● TASK DETAILS
Only lines holding the word "article" are needed; copy each of them from the material.
(Beginning of INFORMATION GIVEN)
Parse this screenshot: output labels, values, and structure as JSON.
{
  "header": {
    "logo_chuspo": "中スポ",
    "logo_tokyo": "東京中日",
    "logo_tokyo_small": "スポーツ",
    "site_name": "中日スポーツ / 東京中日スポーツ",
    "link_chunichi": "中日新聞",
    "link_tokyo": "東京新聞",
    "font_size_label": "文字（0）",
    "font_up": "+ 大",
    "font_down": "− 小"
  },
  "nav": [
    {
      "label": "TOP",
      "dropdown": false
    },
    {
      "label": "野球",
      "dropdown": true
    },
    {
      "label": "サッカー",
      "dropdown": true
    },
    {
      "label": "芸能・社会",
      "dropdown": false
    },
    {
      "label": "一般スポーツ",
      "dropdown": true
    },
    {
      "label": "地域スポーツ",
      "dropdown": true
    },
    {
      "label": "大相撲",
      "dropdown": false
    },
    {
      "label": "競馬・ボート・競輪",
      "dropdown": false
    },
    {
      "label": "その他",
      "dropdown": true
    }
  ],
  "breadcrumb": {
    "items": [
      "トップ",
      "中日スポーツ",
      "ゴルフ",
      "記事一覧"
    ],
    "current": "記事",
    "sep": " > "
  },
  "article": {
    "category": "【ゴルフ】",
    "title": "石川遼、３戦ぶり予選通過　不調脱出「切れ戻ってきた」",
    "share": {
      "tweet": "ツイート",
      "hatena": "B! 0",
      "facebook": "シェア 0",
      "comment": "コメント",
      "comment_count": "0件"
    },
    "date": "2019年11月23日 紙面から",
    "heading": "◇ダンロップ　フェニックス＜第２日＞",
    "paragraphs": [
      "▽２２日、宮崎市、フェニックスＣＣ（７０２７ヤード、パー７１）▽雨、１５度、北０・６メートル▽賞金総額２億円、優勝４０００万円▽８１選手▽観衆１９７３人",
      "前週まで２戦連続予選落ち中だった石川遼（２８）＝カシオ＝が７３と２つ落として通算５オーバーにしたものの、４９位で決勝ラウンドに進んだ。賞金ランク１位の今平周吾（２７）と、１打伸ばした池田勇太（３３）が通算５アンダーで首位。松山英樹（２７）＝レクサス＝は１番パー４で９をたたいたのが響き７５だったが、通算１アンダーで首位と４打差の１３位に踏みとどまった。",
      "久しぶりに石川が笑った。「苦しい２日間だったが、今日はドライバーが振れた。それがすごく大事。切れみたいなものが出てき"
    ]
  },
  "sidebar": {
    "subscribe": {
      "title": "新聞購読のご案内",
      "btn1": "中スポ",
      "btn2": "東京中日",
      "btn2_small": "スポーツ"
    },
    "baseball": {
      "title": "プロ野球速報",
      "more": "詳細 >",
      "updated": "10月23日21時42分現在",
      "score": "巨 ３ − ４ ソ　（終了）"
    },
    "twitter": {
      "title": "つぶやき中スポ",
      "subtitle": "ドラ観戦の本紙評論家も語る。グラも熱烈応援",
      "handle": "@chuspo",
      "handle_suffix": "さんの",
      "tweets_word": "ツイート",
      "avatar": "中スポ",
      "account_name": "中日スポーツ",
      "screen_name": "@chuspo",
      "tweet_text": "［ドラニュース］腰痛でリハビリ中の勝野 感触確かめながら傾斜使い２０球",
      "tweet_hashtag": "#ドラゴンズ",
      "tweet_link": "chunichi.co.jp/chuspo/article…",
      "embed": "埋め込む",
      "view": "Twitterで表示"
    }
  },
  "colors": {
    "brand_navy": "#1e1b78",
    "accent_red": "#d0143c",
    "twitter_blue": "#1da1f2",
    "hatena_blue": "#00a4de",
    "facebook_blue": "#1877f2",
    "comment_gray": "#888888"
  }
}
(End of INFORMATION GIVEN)
● RESPONSE
  "article": {
      "tweet_link": "chunichi.co.jp/chuspo/article…",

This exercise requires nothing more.